Once I was on the right size bib (sized up from small to medium), the fit of the liner was fantastic. It made me realize that the shoulder straps of most of my bib liners are fairly uncomfortable, while the Apex bibs are just right. The Cytech Liege Carbonium chamois is super comfy for long rides, and the leg grippers stay put without being uncomfortable on hairy legs.
The bib liner has excellent comfort and performance, though in my experience, the pocket structure could use some work. Because of my dimensions, and the fact that my left shoulder doesn’t have as much flexibility, accessing things in the pocket was incredibly difficult. On me, the pockets just sit too high on my back which makes getting big things out like a bottle quite a chore. Definitely not something I could do on the move. Most other bib liners with pockets use a flap so they can be fitted lower on the back and hang over your short’s waist band, while here they are sewn flat onto the bibs. Those with longer arms or more flexibility might not have any issue at all, but for me I’d like to see this improved.
Both jerseys are incredibly simple, which is probably why I have zero complaints. They’re super light, very breathable, quick drying, and have a great fit. They’ve also proven to be quite a bit more durable than similar jerseys from other brands and have managed to resist any major snags or pilling. The long sleeve jersey is probably too slim for anything but the thinnest elbow pads, but these are meant more for trail riding so that shouldn’t be an issue.

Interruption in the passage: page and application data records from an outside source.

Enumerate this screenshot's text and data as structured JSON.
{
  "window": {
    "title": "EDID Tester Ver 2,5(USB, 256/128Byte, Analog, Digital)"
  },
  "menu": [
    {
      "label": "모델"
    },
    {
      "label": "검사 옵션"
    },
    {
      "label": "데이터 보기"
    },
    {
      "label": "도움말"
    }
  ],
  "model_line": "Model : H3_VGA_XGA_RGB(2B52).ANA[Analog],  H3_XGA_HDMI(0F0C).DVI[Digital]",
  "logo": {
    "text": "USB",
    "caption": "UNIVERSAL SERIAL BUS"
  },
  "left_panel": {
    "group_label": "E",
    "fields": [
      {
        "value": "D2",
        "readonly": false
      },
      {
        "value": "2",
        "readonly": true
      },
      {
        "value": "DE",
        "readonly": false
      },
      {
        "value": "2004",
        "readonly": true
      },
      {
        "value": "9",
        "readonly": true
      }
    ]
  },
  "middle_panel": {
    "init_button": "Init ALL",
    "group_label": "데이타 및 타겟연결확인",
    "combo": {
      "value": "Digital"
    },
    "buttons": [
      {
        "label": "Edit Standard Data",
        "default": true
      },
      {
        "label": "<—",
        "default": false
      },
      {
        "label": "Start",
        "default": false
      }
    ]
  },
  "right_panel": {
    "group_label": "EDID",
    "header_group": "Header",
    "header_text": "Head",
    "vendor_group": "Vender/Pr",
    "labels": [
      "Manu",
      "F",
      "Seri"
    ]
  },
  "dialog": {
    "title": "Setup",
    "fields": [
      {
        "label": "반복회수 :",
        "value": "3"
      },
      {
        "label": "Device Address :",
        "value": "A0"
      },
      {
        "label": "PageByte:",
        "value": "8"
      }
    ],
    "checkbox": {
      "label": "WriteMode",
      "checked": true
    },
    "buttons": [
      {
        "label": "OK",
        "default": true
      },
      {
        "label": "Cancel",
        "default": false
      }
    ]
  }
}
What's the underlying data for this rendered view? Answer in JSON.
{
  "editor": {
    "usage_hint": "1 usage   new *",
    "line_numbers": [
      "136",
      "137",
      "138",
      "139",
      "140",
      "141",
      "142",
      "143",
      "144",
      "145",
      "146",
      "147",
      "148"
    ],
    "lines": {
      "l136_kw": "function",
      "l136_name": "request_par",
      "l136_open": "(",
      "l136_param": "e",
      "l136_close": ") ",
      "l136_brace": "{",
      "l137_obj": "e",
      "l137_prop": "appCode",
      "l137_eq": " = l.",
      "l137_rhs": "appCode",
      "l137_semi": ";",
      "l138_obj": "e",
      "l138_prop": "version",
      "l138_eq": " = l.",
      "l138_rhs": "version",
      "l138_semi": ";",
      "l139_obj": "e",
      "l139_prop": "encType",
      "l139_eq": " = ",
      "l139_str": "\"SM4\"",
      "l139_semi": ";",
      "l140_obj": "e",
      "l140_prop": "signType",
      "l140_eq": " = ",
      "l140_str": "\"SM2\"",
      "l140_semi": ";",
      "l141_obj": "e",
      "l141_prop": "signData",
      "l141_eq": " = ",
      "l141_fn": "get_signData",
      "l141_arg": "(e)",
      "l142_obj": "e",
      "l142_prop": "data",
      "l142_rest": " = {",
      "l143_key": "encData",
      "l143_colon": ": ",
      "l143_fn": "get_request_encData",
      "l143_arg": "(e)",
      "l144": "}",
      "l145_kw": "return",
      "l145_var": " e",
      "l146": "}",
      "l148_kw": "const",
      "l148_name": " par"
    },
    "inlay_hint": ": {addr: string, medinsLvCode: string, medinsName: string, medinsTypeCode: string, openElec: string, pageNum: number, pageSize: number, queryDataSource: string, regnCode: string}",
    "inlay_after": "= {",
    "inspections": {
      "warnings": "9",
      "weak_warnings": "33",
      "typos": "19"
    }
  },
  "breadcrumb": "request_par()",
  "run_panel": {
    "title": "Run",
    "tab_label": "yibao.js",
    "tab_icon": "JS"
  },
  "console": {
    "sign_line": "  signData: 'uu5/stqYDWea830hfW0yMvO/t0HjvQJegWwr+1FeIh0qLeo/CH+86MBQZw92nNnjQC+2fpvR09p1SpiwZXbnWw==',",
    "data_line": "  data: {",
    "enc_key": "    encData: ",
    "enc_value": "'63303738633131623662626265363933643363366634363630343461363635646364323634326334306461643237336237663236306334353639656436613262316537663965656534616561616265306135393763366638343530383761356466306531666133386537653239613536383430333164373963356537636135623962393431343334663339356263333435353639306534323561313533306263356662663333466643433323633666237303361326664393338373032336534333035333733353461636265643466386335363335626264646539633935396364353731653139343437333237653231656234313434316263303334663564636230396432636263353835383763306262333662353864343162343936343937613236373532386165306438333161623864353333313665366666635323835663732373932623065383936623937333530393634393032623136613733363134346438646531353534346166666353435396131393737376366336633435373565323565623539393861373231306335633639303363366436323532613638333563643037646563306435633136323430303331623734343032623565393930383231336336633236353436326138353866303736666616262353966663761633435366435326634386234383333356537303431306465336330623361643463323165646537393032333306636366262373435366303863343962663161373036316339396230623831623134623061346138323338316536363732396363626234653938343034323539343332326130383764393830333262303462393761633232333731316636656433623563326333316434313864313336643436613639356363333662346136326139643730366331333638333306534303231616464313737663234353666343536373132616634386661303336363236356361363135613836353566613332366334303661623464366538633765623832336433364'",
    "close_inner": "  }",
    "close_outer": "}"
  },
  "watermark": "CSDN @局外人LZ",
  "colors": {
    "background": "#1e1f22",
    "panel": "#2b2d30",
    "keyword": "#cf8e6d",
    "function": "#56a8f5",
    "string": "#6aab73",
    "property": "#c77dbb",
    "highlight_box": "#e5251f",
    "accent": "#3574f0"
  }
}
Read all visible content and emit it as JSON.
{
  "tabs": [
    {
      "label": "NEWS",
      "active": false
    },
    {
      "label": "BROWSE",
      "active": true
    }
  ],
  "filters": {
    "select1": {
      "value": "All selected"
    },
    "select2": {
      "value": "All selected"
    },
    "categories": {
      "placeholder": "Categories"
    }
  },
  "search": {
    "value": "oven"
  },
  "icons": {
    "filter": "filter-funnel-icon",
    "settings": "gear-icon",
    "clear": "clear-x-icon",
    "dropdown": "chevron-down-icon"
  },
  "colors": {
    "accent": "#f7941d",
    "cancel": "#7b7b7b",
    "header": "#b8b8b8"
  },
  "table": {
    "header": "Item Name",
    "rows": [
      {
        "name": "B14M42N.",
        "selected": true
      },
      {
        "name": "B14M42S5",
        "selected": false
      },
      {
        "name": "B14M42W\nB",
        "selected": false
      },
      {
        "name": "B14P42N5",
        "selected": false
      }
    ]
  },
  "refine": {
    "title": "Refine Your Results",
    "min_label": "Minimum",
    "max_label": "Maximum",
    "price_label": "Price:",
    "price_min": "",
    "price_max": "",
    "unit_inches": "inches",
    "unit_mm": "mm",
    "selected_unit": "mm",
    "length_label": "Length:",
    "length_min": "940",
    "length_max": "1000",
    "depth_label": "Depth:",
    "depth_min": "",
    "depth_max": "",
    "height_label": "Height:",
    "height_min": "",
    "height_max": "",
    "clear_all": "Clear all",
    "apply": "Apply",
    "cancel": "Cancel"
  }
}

The few teething issues aside, Pactimo’s first real mountain bike collection seems like a successful venture. Most of my criticisms are fit related, and I’ll be the first to admit that I’m not the typical model size. I should also point out that I’m still riding the Apex collection every chance I get, weather permitting. For those not wishing to look like a bag of neon Skittles, there are more subdued color options available with five jersey colors and four short colors and sizing offered in S-2XL sizing. Above all, Pactimo is offering an impressive level of performance at attainable prices. The most expensive piece is the outer short at $90, then the $70 bibs, followed by $50 short sleeve jerseys and $60 for the long sleeve. Pactimo is off to a great start for the trail, which is why I can’t wait to see what’s next.